The home inspector will be a wealth of information about things that are wrong with the house that a typical buyer, who is not a house-geek, would not know.
If you are a house geek, don’t tell the seller! It is important not to walk around a house telling the listing agent what you know. It could bite you later, during the negotiation. If a bathroom is old, that’s one thing; if the bathroom is not usable, that’s another. If you have already said — in front of the listing agent — that you plan to gut the bathroom, negotiation is over before you start, on the topic of that bathroom. Get it?
Sellers have to pay attention to certain defects because most buyers will object to them. A smart listing agent will disclose any of these that they know about. If they don’t disclose, these problems make great negotiation fodder.
1. Termite or carpenter ant infestation. If there have been termites there and no treatment, most buyers require compensation. If there is structural termite damage, it is important to examine the extent of the damage (and the cost.)
2. Electrical: Rusted main service panels or knob and tube wiring found by the inspector.
3. Very old pipe fittings: Brass piping is beyond its life expectancy and is a leak waiting to happen. Lead main water lines are a no-no and steel water lines are often corroded or beginning to leak. Leaking cast-iron waste pipes (sometimes called a “sewer line.”) Your inspector knows what these looks like.
4. Active water leaks: A moisture meter can tell the inspector that there is an active roof leak, or a currently damp area in a finished basement. Drips from pipe fittings under sinks or under dishwashers, around the toilet base, shower or tub base also should be compensated. (Big leaks from broken pipes spray all over and can’t be ignored. You won’t see those on inspection. They are emergencies.)
5. Problems with ventilation of the heating system: voids in the liner of the chimney, lack of liner with deteriorated bricks, loose or badly fitted flues between the appliance and the chimney, chimney blockages from debris, bird’s nests or dead animals.

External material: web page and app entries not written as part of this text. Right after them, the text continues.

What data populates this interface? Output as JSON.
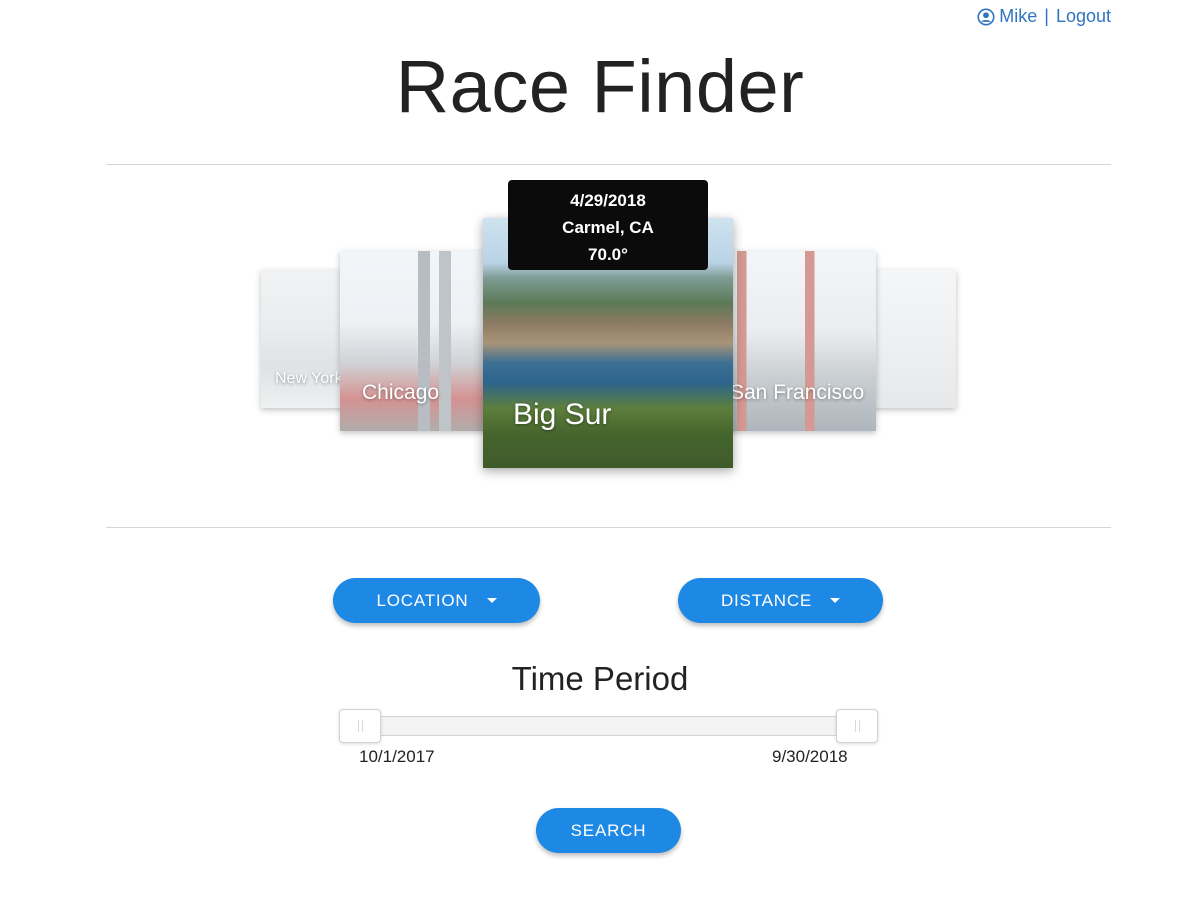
{
  "header": {
    "user_name": "Mike",
    "separator": "|",
    "logout_label": "Logout",
    "user_icon": "user-circle-icon"
  },
  "page": {
    "title": "Race Finder"
  },
  "carousel": {
    "cards": [
      {
        "label": "New York"
      },
      {
        "label": "Chicago"
      },
      {
        "label": "Big Sur"
      },
      {
        "label": "San Francisco"
      },
      {
        "label": ""
      }
    ],
    "tooltip": {
      "date": "4/29/2018",
      "location": "Carmel, CA",
      "temperature": "70.0°"
    }
  },
  "filters": {
    "location_label": "LOCATION",
    "distance_label": "DISTANCE",
    "caret_icon": "caret-down-icon"
  },
  "time_period": {
    "title": "Time Period",
    "start": "10/1/2017",
    "end": "9/30/2018"
  },
  "search": {
    "label": "SEARCH"
  },
  "colors": {
    "accent": "#1e88e5",
    "link": "#2f74c0"
  }
}
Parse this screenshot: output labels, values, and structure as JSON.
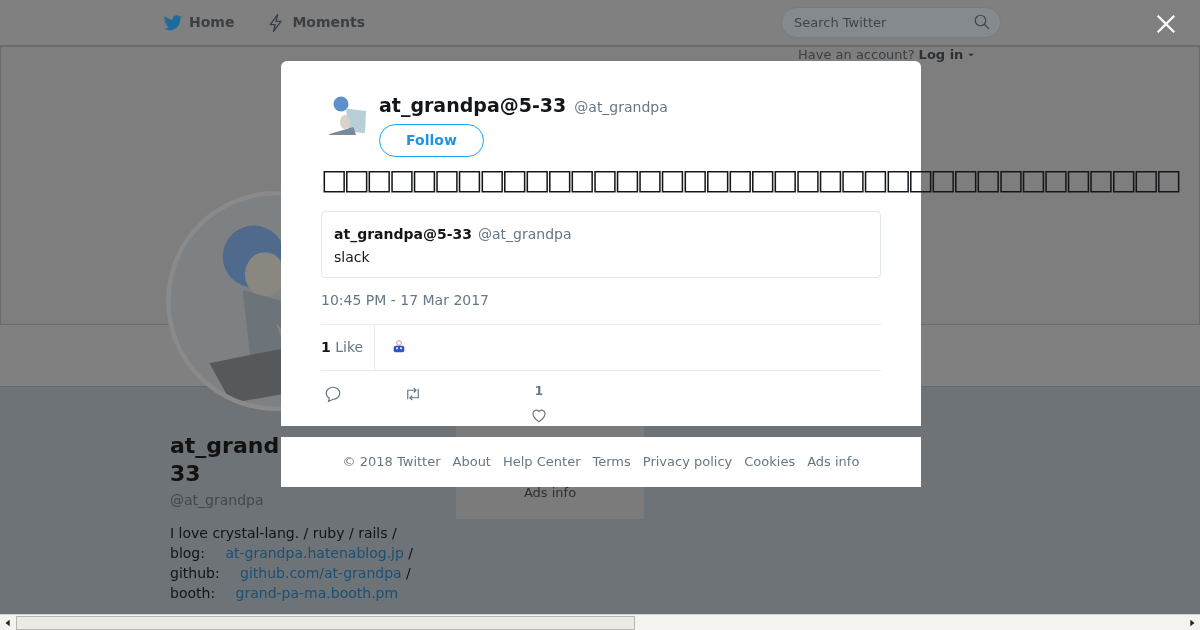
{
  "nav": {
    "items": [
      {
        "label": "Home",
        "kind": "bird",
        "selected": false
      },
      {
        "label": "Moments",
        "kind": "bolt",
        "selected": false
      }
    ],
    "search": {
      "placeholder": "Search Twitter"
    },
    "account_prompt": "Have an account?",
    "login": "Log in"
  },
  "profile": {
    "name_lines": [
      "at_grand",
      "33"
    ],
    "handle": "@at_grandpa",
    "bio": [
      {
        "kind": "text",
        "text": "I love crystal-lang. / ruby / rails / blog:"
      },
      {
        "kind": "link",
        "text": "at-grandpa.hatenablog.jp"
      },
      {
        "kind": "text",
        "text": "/ github:"
      },
      {
        "kind": "link",
        "text": "github.com/at-grandpa"
      },
      {
        "kind": "text",
        "text": "/ booth:"
      },
      {
        "kind": "link",
        "text": "grand-pa-ma.booth.pm"
      }
    ]
  },
  "side_card": {
    "link": "Ads info"
  },
  "tweet": {
    "name": "at_grandpa@5-33",
    "handle": "@at_grandpa",
    "follow": "Follow",
    "text": "□□□□□□□□□□□□□□□□□□□□□□□□□□□□□□□□□□□□□□",
    "quote": {
      "name": "at_grandpa@5-33",
      "handle": "@at_grandpa",
      "text": "slack"
    },
    "time": "10:45 PM - 17 Mar 2017",
    "likes_count": "1",
    "likes_label": "Like",
    "actions": [
      {
        "kind": "reply"
      },
      {
        "kind": "retweet"
      },
      {
        "kind": "like",
        "count": "1"
      }
    ]
  },
  "footer": [
    "© 2018 Twitter",
    "About",
    "Help Center",
    "Terms",
    "Privacy policy",
    "Cookies",
    "Ads info"
  ]
}
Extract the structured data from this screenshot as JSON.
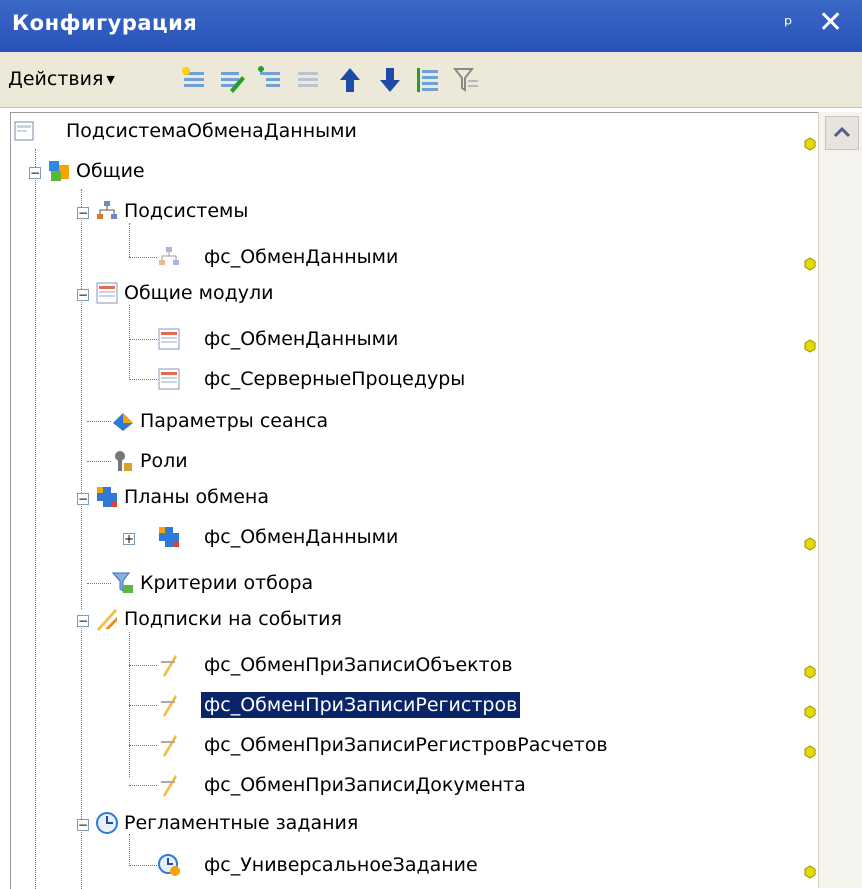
{
  "window": {
    "title": "Конфигурация",
    "pin_glyph": "ᵖ",
    "close_glyph": "✕"
  },
  "toolbar": {
    "actions_label": "Действия",
    "actions_arrow": "▼",
    "icons": [
      "add-item-icon",
      "add-with-edit-icon",
      "add-child-icon",
      "copy-item-icon",
      "move-up-icon",
      "move-down-icon",
      "sort-icon",
      "filter-icon"
    ]
  },
  "tree": {
    "root": "ПодсистемаОбменаДанными",
    "items": [
      {
        "label": "Общие"
      },
      {
        "label": "Подсистемы"
      },
      {
        "label": "фс_ОбменДанными"
      },
      {
        "label": "Общие модули"
      },
      {
        "label": "фс_ОбменДанными"
      },
      {
        "label": "фс_СерверныеПроцедуры"
      },
      {
        "label": "Параметры сеанса"
      },
      {
        "label": "Роли"
      },
      {
        "label": "Планы обмена"
      },
      {
        "label": "фс_ОбменДанными"
      },
      {
        "label": "Критерии отбора"
      },
      {
        "label": "Подписки на события"
      },
      {
        "label": "фс_ОбменПриЗаписиОбъектов"
      },
      {
        "label": "фс_ОбменПриЗаписиРегистров",
        "selected": true
      },
      {
        "label": "фс_ОбменПриЗаписиРегистровРасчетов"
      },
      {
        "label": "фс_ОбменПриЗаписиДокумента"
      },
      {
        "label": "Регламентные задания"
      },
      {
        "label": "фс_УниверсальноеЗадание"
      }
    ]
  },
  "colors": {
    "title_bar": "#2852b8",
    "selection": "#0a246a",
    "toolbar_bg": "#ece9d8"
  }
}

6. Radon readings over 4.0 pc/l.
8. Asbestos found in places where you couldn’t have seen it.